Interface dataset entries:
*** Block opens ***

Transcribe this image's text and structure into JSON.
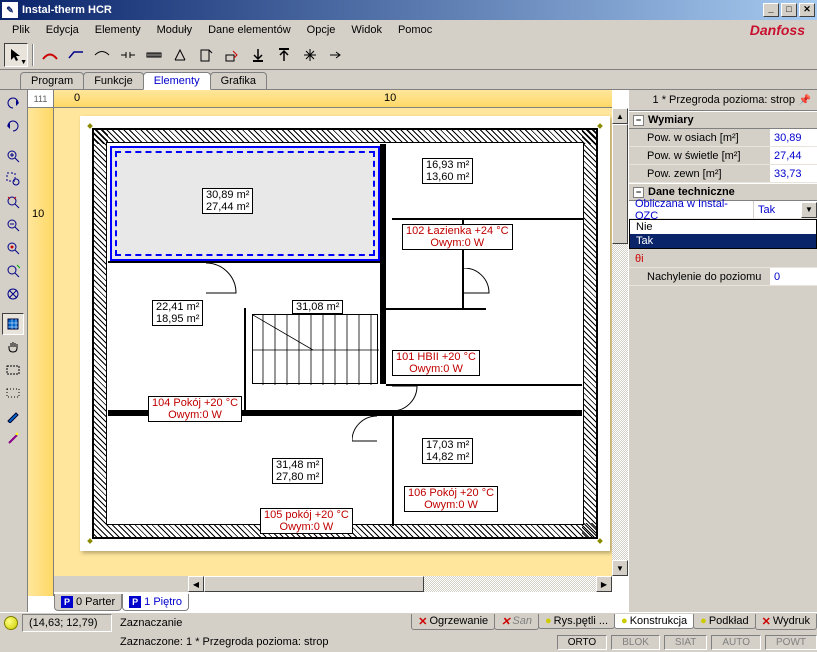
{
  "window": {
    "title": "Instal-therm HCR",
    "brand": "Danfoss"
  },
  "menu": [
    "Plik",
    "Edycja",
    "Elementy",
    "Moduły",
    "Dane elementów",
    "Opcje",
    "Widok",
    "Pomoc"
  ],
  "tabs": {
    "items": [
      "Program",
      "Funkcje",
      "Elementy",
      "Grafika"
    ],
    "active": 2
  },
  "ruler": {
    "corner": "111",
    "h0": "0",
    "h10": "10",
    "v10": "10"
  },
  "floor_tabs": {
    "items": [
      "0 Parter",
      "1 Piętro"
    ],
    "active": 1
  },
  "rooms": {
    "sel": {
      "area1": "30,89 m²",
      "area2": "27,44 m²"
    },
    "r1": {
      "area1": "16,93 m²",
      "area2": "13,60 m²"
    },
    "r2": {
      "name": "102 Łazienka +24 °C",
      "ow": "Owym:0 W"
    },
    "r3": {
      "area1": "22,41 m²",
      "area2": "18,95 m²"
    },
    "r4": {
      "name": "104 Pokój +20 °C",
      "ow": "Owym:0 W"
    },
    "r5": {
      "area": "31,08 m²"
    },
    "r6": {
      "name": "101 HBII +20 °C",
      "ow": "Owym:0 W"
    },
    "r7": {
      "area1": "31,48 m²",
      "area2": "27,80 m²"
    },
    "r8": {
      "name": "105 pokój +20 °C",
      "ow": "Owym:0 W"
    },
    "r9": {
      "area1": "17,03 m²",
      "area2": "14,82 m²"
    },
    "r10": {
      "name": "106 Pokój +20 °C",
      "ow": "Owym:0 W"
    }
  },
  "props": {
    "header": "1 * Przegroda pozioma: strop",
    "sections": {
      "wymiary": {
        "title": "Wymiary",
        "rows": [
          {
            "label": "Pow. w osiach [m²]",
            "value": "30,89"
          },
          {
            "label": "Pow. w świetle [m²]",
            "value": "27,44"
          },
          {
            "label": "Pow. zewn [m²]",
            "value": "33,73"
          }
        ]
      },
      "dane": {
        "title": "Dane techniczne",
        "editrow": {
          "label": "Obliczana w Instal-OZC",
          "value": "Tak"
        },
        "dropdown": [
          "Nie",
          "Tak"
        ],
        "dropdown_sel": 1,
        "below": {
          "label": "Nachylenie do poziomu",
          "value": "0",
          "extra": "θi"
        }
      }
    }
  },
  "status": {
    "coords": "(14,63; 12,79)",
    "mode_title": "Zaznaczanie",
    "selection": "Zaznaczone: 1 * Przegroda pozioma: strop",
    "bottom_tabs": [
      {
        "label": "Ogrzewanie",
        "icon": "x"
      },
      {
        "label": "San",
        "icon": "x",
        "disabled": true
      },
      {
        "label": "Rys.pętli ...",
        "icon": "bulb"
      },
      {
        "label": "Konstrukcja",
        "icon": "bulb",
        "active": true
      },
      {
        "label": "Podkład",
        "icon": "bulb"
      },
      {
        "label": "Wydruk",
        "icon": "x"
      }
    ],
    "modes": [
      "ORTO",
      "BLOK",
      "SIAT",
      "AUTO",
      "POWT"
    ],
    "modes_on": [
      0
    ]
  }
}
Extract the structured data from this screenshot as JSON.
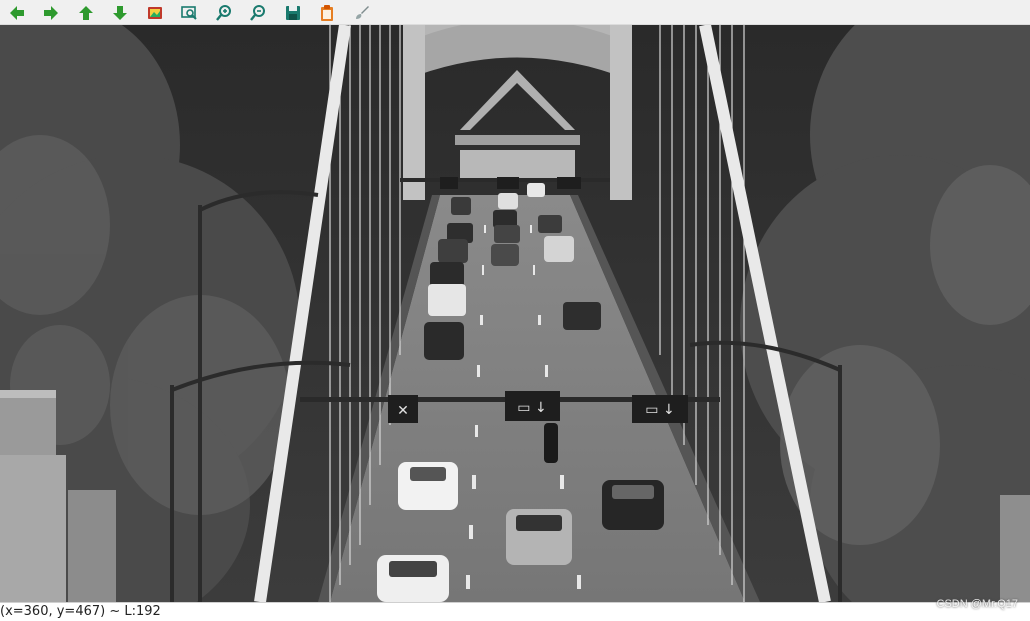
{
  "toolbar": {
    "buttons": [
      {
        "icon": "arrow-left-icon",
        "color": "#2e9a2e"
      },
      {
        "icon": "arrow-right-icon",
        "color": "#2e9a2e"
      },
      {
        "icon": "arrow-up-icon",
        "color": "#2e9a2e"
      },
      {
        "icon": "arrow-down-icon",
        "color": "#2e9a2e"
      },
      {
        "icon": "save-image-icon",
        "color": "#c0392b"
      },
      {
        "icon": "zoom-area-icon",
        "color": "#1a7a6e"
      },
      {
        "icon": "zoom-in-icon",
        "color": "#1a7a6e"
      },
      {
        "icon": "zoom-out-icon",
        "color": "#1a7a6e"
      },
      {
        "icon": "save-icon",
        "color": "#1a7a6e"
      },
      {
        "icon": "copy-clipboard-icon",
        "color": "#e67e22"
      },
      {
        "icon": "properties-brush-icon",
        "color": "#7f8c8d"
      }
    ]
  },
  "image": {
    "description_icon": "grayscale-bridge-photo"
  },
  "status": {
    "text": "(x=360, y=467) ~ L:192"
  },
  "watermark": {
    "text": "CSDN @Mr.Q17"
  }
}
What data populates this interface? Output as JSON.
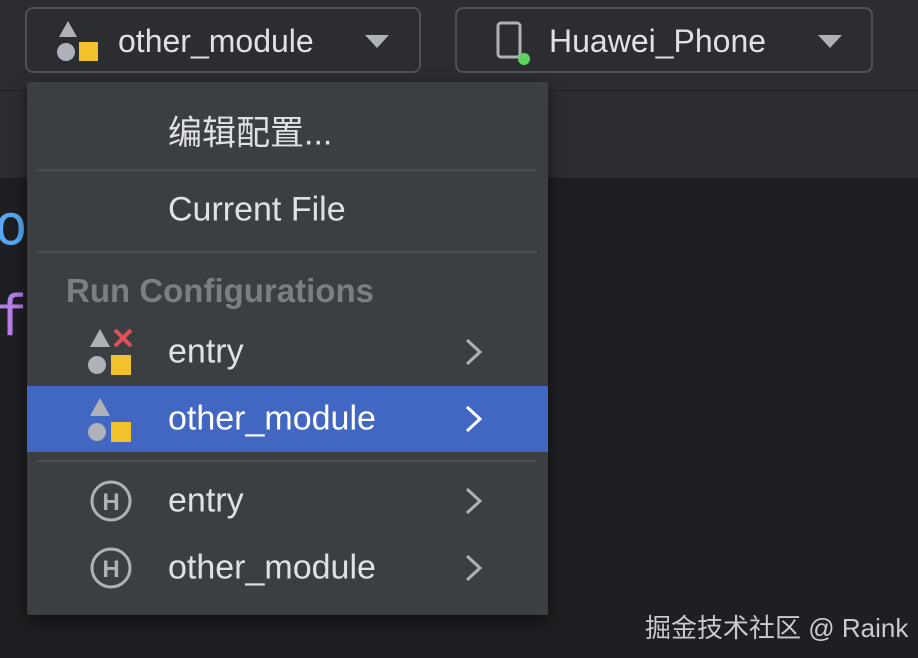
{
  "toolbar": {
    "run_config": {
      "label": "other_module",
      "icon": "module-icon"
    },
    "device": {
      "label": "Huawei_Phone",
      "icon": "phone-icon",
      "status_color": "#5fd35f"
    }
  },
  "editor": {
    "chars": [
      "o",
      "f"
    ]
  },
  "menu": {
    "edit_config": "编辑配置...",
    "current_file": "Current File",
    "section_title": "Run Configurations",
    "run_items": [
      {
        "label": "entry",
        "icon": "module-error-icon"
      },
      {
        "label": "other_module",
        "icon": "module-icon",
        "selected": true
      }
    ],
    "hvigor_items": [
      {
        "label": "entry",
        "icon": "hvigor-icon"
      },
      {
        "label": "other_module",
        "icon": "hvigor-icon"
      }
    ]
  },
  "colors": {
    "selected_row": "#4267c2",
    "popup_bg": "#3c3f41",
    "icon_yellow": "#f2c12e",
    "icon_gray": "#aeb1b7",
    "error_red": "#e0505a"
  },
  "watermark": "掘金技术社区 @ Raink"
}
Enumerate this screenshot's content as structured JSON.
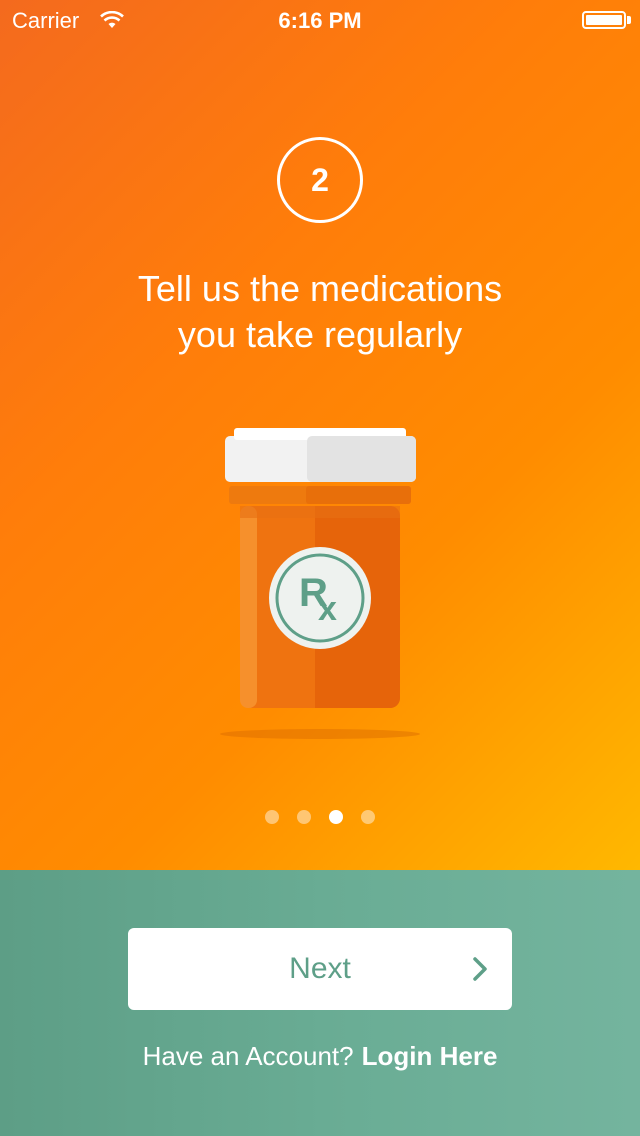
{
  "status_bar": {
    "carrier": "Carrier",
    "time": "6:16 PM"
  },
  "onboarding": {
    "step_number": "2",
    "headline_line1": "Tell us the medications",
    "headline_line2": "you take regularly",
    "illustration_icon": "prescription-bottle-icon",
    "rx_symbol_r": "R",
    "rx_symbol_x": "x",
    "page_count": 4,
    "active_page": 3
  },
  "actions": {
    "next_label": "Next",
    "account_prompt": "Have an Account?",
    "login_label": "Login Here"
  },
  "colors": {
    "gradient_start": "#f46a1e",
    "gradient_end": "#ffb800",
    "accent_green": "#5e9f88",
    "white": "#ffffff"
  }
}
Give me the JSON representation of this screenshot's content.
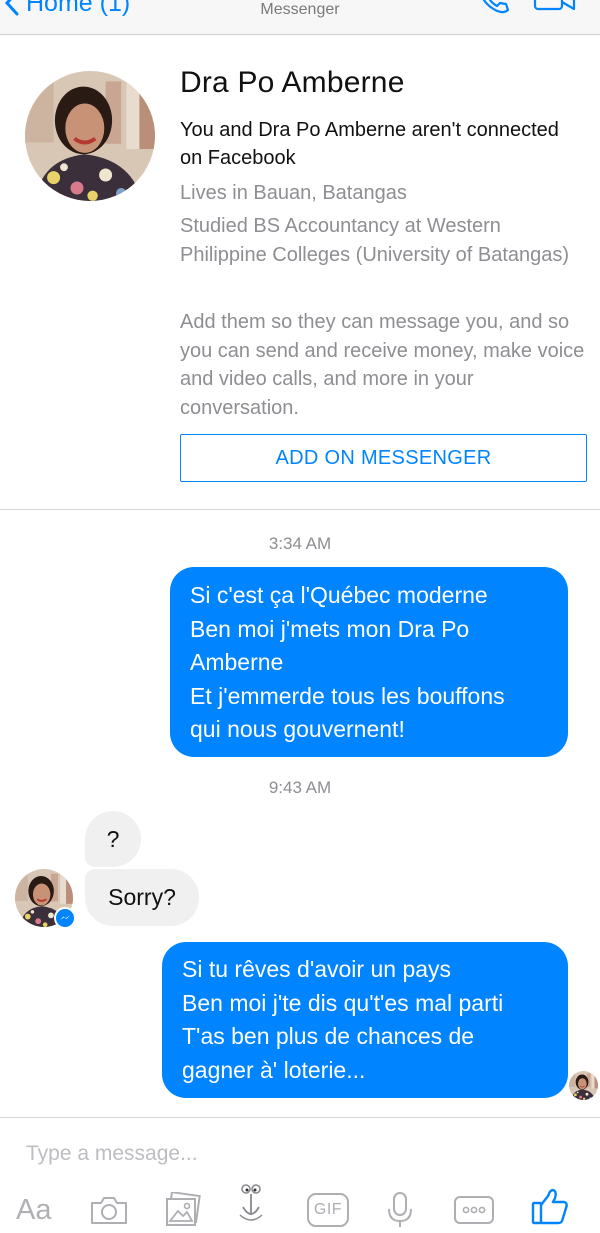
{
  "nav": {
    "back_label": "Home (1)",
    "subtitle": "Messenger",
    "call_icon": "phone-icon",
    "video_icon": "video-camera-icon"
  },
  "profile": {
    "name": "Dra Po Amberne",
    "connection_note": "You and Dra Po Amberne aren't connected on Facebook",
    "lives_in": "Lives in Bauan, Batangas",
    "studied": "Studied BS Accountancy at Western Philippine Colleges (University of Batangas)",
    "add_prompt": "Add them so they can message you, and so you can send and receive money, make voice and video calls, and more in your conversation.",
    "add_button_label": "ADD ON MESSENGER"
  },
  "conversation": {
    "timestamp_1": "3:34 AM",
    "message_1": {
      "line_1": "Si c'est ça l'Québec moderne",
      "line_2": "Ben moi j'mets mon Dra Po",
      "line_3": "Amberne",
      "line_4": "Et j'emmerde tous les bouffons",
      "line_5": "qui nous gouvernent!"
    },
    "timestamp_2": "9:43 AM",
    "message_2": "?",
    "message_3": "Sorry?",
    "message_4": {
      "line_1": "Si tu rêves d'avoir un pays",
      "line_2": "Ben moi j'te dis qu't'es mal parti",
      "line_3": "T'as ben plus de chances de",
      "line_4": "gagner à' loterie..."
    }
  },
  "composer": {
    "placeholder": "Type a message...",
    "text_button_label": "Aa",
    "gif_label": "GIF",
    "tools": [
      "camera-icon",
      "gallery-icon",
      "sticker-icon",
      "gif-icon",
      "microphone-icon",
      "more-icon",
      "like-icon"
    ]
  },
  "colors": {
    "accent": "#0084ff",
    "incoming_bubble": "#f1f0f0",
    "secondary_text": "#8e8e93"
  }
}
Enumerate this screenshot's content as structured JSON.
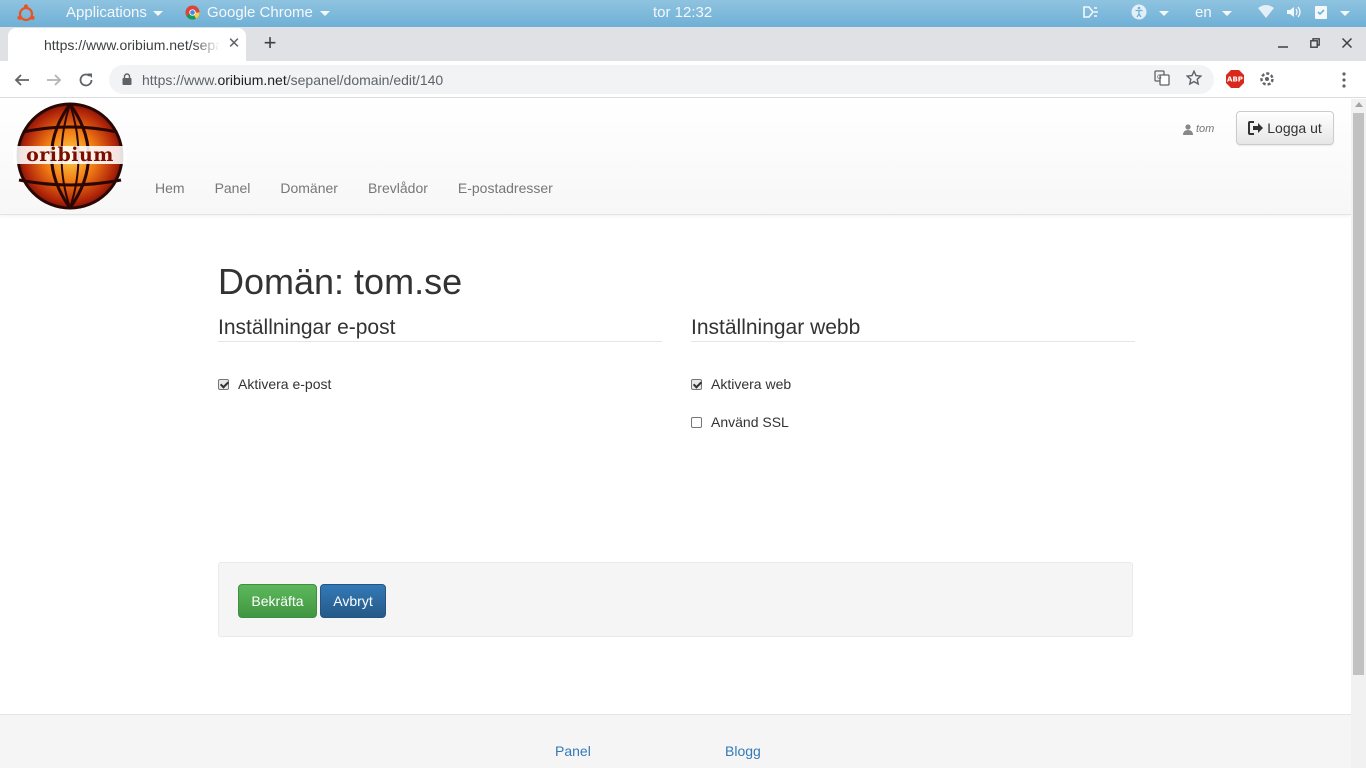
{
  "gnome": {
    "applications_label": "Applications",
    "active_app_label": "Google Chrome",
    "clock": "tor 12:32",
    "input_language": "en"
  },
  "browser": {
    "tab_title": "https://www.oribium.net/sepanel/domain/edit/140",
    "url_prefix": "https://www.",
    "url_host": "oribium.net",
    "url_path": "/sepanel/domain/edit/140",
    "abp_label": "ABP",
    "icons": {
      "back": "back-arrow-icon",
      "forward": "forward-arrow-icon",
      "reload": "reload-icon",
      "lock": "lock-icon",
      "translate": "translate-icon",
      "bookmark": "star-icon",
      "menu": "kebab-menu-icon"
    }
  },
  "site": {
    "logo_text": "oribium",
    "nav": [
      "Hem",
      "Panel",
      "Domäner",
      "Brevlådor",
      "E-postadresser"
    ],
    "username": "tom",
    "logout_label": "Logga ut"
  },
  "page": {
    "title": "Domän: tom.se",
    "email_section": {
      "heading": "Inställningar e-post",
      "options": [
        {
          "label": "Aktivera e-post",
          "checked": true
        }
      ]
    },
    "web_section": {
      "heading": "Inställningar webb",
      "options": [
        {
          "label": "Aktivera web",
          "checked": true
        },
        {
          "label": "Använd SSL",
          "checked": false
        }
      ]
    },
    "confirm_label": "Bekräfta",
    "cancel_label": "Avbryt"
  },
  "footer": {
    "links": [
      "Panel",
      "Blogg"
    ]
  },
  "colors": {
    "link": "#337ab7",
    "success": "#5cb85c",
    "primary": "#337ab7",
    "nav_text": "#777777"
  }
}
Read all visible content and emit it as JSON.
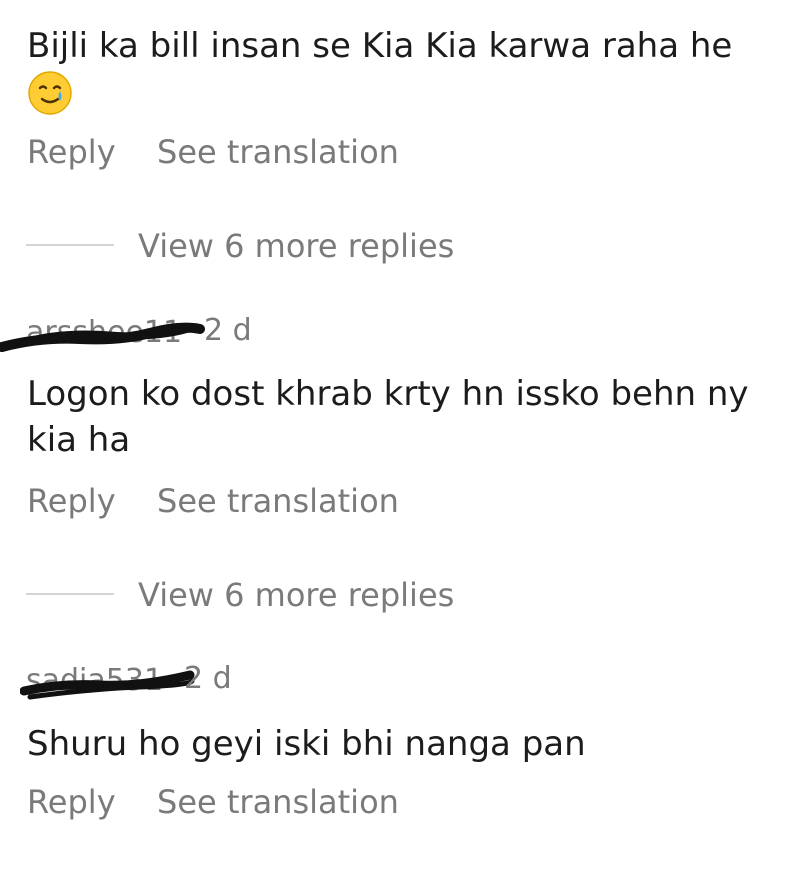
{
  "comments": [
    {
      "username": "",
      "timestamp": "",
      "text_line1": "Bijli ka bill insan se Kia Kia karwa raha he",
      "emoji": "🥲",
      "reply_label": "Reply",
      "translate_label": "See translation",
      "view_replies_label": "View 6 more replies"
    },
    {
      "username": "arsshee11",
      "timestamp": "2 d",
      "text_line1": "Logon ko dost khrab krty hn issko behn ny",
      "text_line2": "kia ha",
      "reply_label": "Reply",
      "translate_label": "See translation",
      "view_replies_label": "View 6 more replies"
    },
    {
      "username": "sadia531",
      "timestamp": "2 d",
      "text_line1": "Shuru ho geyi iski bhi nanga pan",
      "reply_label": "Reply",
      "translate_label": "See translation"
    }
  ],
  "colors": {
    "text": "#1c1c1c",
    "secondary": "#7a7a7a",
    "divider": "#d4d4d4",
    "redaction": "#111111"
  }
}
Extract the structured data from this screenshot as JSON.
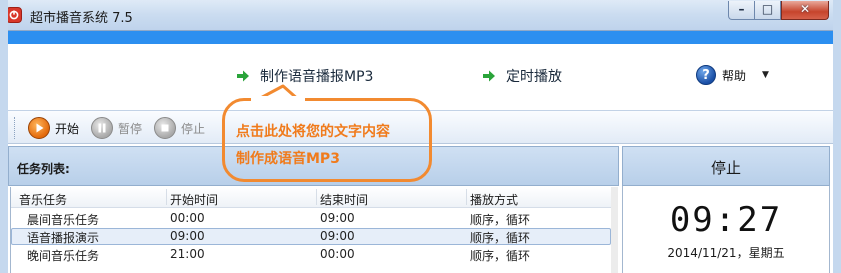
{
  "window": {
    "title": "超市播音系统 7.5",
    "controls": {
      "minimize": "–",
      "maximize": "□",
      "close": "✕"
    }
  },
  "menu": {
    "make_mp3": "制作语音播报MP3",
    "scheduled_play": "定时播放",
    "help": "帮助",
    "help_icon_glyph": "?"
  },
  "toolbar": {
    "start": "开始",
    "pause": "暂停",
    "stop": "停止"
  },
  "task_list": {
    "title": "任务列表:",
    "columns": [
      "音乐任务",
      "开始时间",
      "结束时间",
      "播放方式"
    ],
    "rows": [
      {
        "name": "晨间音乐任务",
        "start": "00:00",
        "end": "09:00",
        "mode": "顺序，循环"
      },
      {
        "name": "语音播报演示",
        "start": "09:00",
        "end": "09:00",
        "mode": "顺序，循环",
        "selected": true
      },
      {
        "name": "晚间音乐任务",
        "start": "21:00",
        "end": "00:00",
        "mode": "顺序，循环"
      }
    ]
  },
  "status_panel": {
    "state": "停止",
    "time": "09:27",
    "date": "2014/11/21，星期五"
  },
  "callout": {
    "line1": "点击此处将您的文字内容",
    "line2": "制作成语音MP3"
  },
  "colors": {
    "accent_blue": "#2c8ff0",
    "callout_orange": "#f28a30",
    "panel_header": "#c2d6ed"
  }
}
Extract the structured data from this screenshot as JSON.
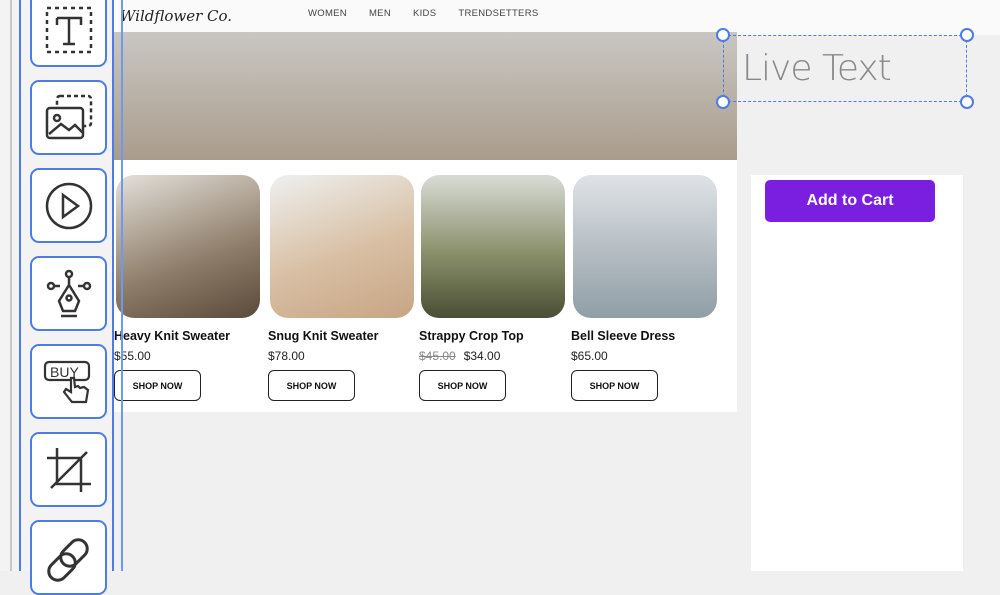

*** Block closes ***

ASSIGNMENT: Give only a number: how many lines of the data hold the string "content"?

SOLUTION: 4